Constant access to nutrient-poor, cellulose-rich roughage

This dilemma leads us directly to the issue with our overweight pony. Its digestive system has evolved to depend on a continuous supply of nutrient-poor, cellulose-rich roughage. However, the landscape of hay meadows has been drastically transformed by high-intensity agriculture over the last five decades. Pastures that once provided suitable roughage for horses have been replaced by vibrant green performance meadows filled with high-sugar grasses. While these grasses yield rapid gains in milk and meat production (often at the expense of livestock health), they are no longer appropriate for equine consumption. The more sugar in the hay, the more appealing it is to horses, as it tastes better to them. Regrettably, this high sugar content presents problems for horses, as their metabolic systems are not equipped to efficiently process large amounts of sugar. This dilemma forces us to acknowledge that the equine digestive tract fundamentally relies on a continuous roughage supply. Consequently, ensuring that horses have constant access to hay is imperative. Failing to provide this access can result in conditions like stomach ulcers or large intestine dysbiosis (abnormal fermentation), with severe consequences. However, if horses are permitted to freely consume high-sugar hay—especially if they are already accustomed to sugar due to daily concentrate feedings, generous carrot treats, and the occasional banana—there’s a risk of overindulgence in “sugar hay.” This excess consumption can overwhelm their metabolism, leading to potential issues such as obesity, insulin resistance, and subsequently laminitis.

This predicament prompts the question: What measures can be taken to address this challenge?

The initial step is always to eliminate all nutrient-rich (small intestine-digestible) feeds. While it might be satisfying for us to create elaborate meals for our horses and witness their enthusiastic consumption, even “grain-free mueslis” often contain added carrot pieces or oils for flavour, which are unsuitable for equine diets – especially for horses with weight or health concerns. Carrots, apples, bananas, and other fruits and vegetables should only be given sparingly and after careful consideration. In the case of horses with metabolic issues, it’s often better to avoid them altogether. Treats should be reduced to the minimum necessary amount. Once all fattening feeds have been minimised, the next step involves optimising hay feeding practices. Instead of fixed mealtimes, electronically controlled paddocks with enforced feeding breaks, or insufficient feeding spaces resulting in ongoing stress and conflicts, it’s crucial to ensure that all horses have unrestricted access to hay at all times. Straw is not an adequate substitute for hay; excessive consumption of straw can lead to constipation colic and should only be offered as a supplement to hay. The appropriate number of feeding spaces depends on the dynamics of the group. For well-harmonised groups, around 10% more feeding spaces than horses in the group are recommended. For groups with poorer compatibility or frequent changes, it’s advisable to provide twice as many feeding spaces. The speed at which horses consume their feed can be controlled through the use of slow feeder systems, with hay nets being a straightforward option. The mesh size should be selected according to the hay’s quality and the horses’ abilities. For example, coarse hay requires larger mesh sizes than fine hay. Heavier or clumsier horses need larger openings, while “hoover” ponies that devour their hay quickly should be provided with closely meshed nets, possibly mixed with straw.

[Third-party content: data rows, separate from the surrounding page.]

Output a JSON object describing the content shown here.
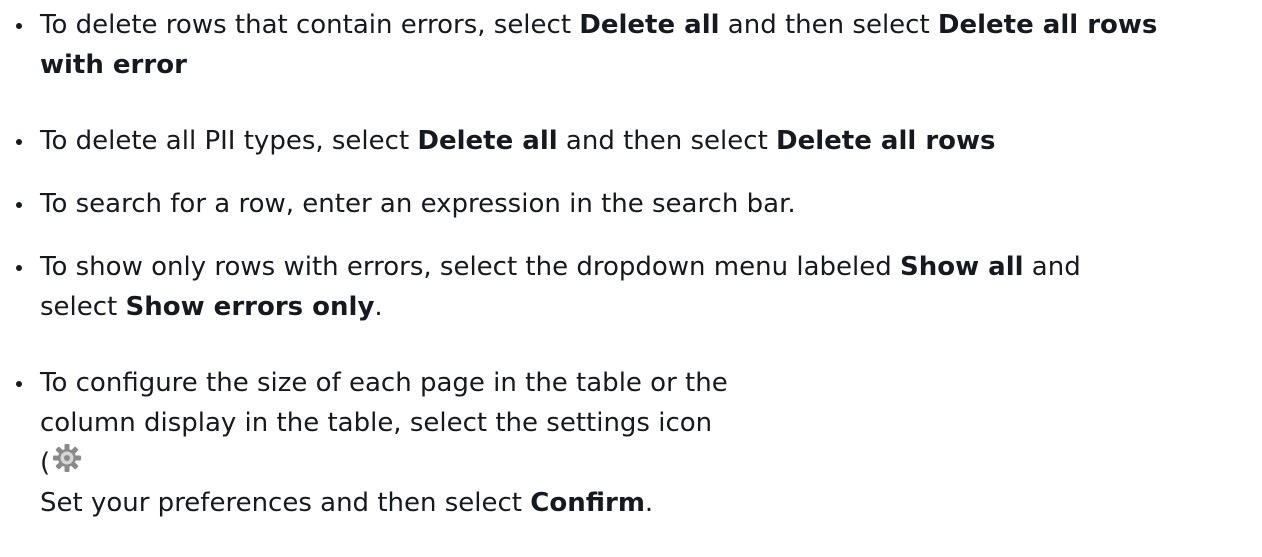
{
  "bullets": [
    {
      "t1": "To delete rows that contain errors, select ",
      "b1": "Delete all",
      "t2": " and then select ",
      "b2": "Delete all rows",
      "b3": "with error"
    },
    {
      "t1": "To delete all PII types, select ",
      "b1": "Delete all",
      "t2": " and then select ",
      "b2": "Delete all rows"
    },
    {
      "t1": "To search for a row, enter an expression in the search bar."
    },
    {
      "t1": "To show only rows with errors, select the dropdown menu labeled ",
      "b1": "Show all",
      "t2": " and",
      "t3": "select ",
      "b2": "Show errors only",
      "t4": "."
    },
    {
      "l1": "To configure the size of each page in the table or the",
      "l2": "column display in the table, select the settings icon",
      "paren": "(",
      "icon": "settings-gear-icon",
      "t1": "Set your preferences and then select ",
      "b1": "Confirm",
      "t2": "."
    }
  ]
}
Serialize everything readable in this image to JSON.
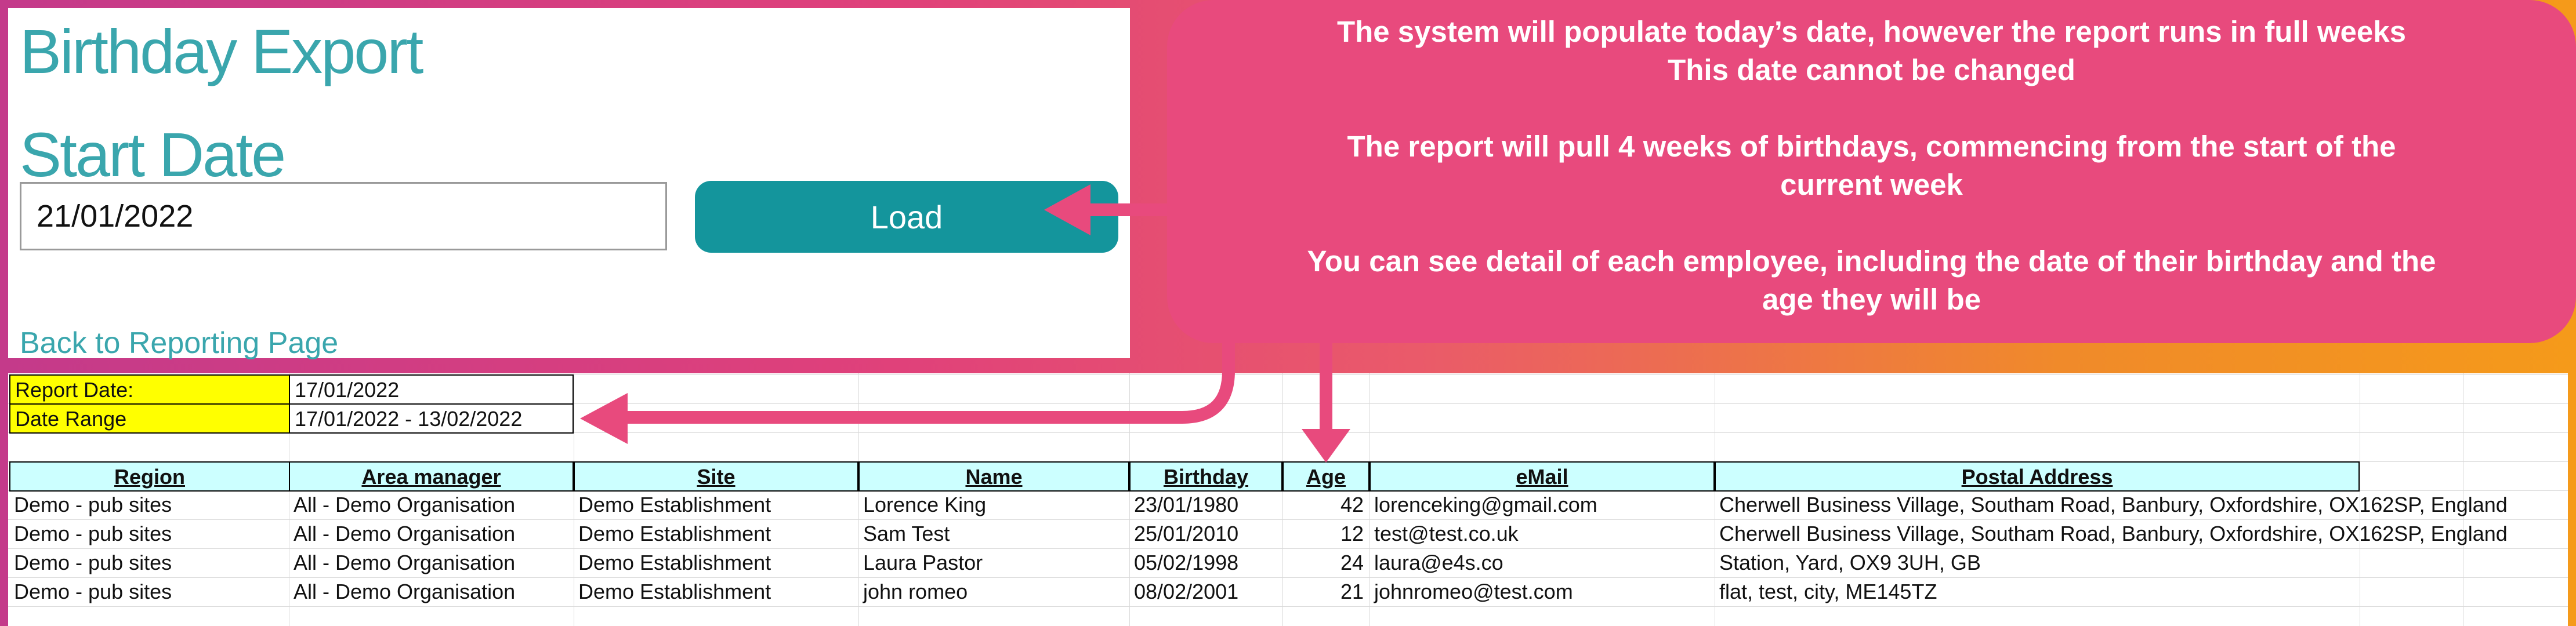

Two horses eating hay
A species-appropriate diet for horses is only possible with continuous hay feeding. © Adobe Stock / Alexia Khruscheva


Only through continuous hay feeding, adjusted based on the hay’s nutrient content and the horses’ weight condition using slow feeder systems, can horses receive a species-appropriate diet. Any form of restricted access—whether through meal feeding, straw instead of hay, automatic hay feeders, and so on—induces significant stress that can lead to aggression, depression, stomach ulcers, immune system suppression, faulty fermentation in the large intestine, and subsequent ailments such as watery stools, diarrhoea, colic, insulin resistance, or laminitis.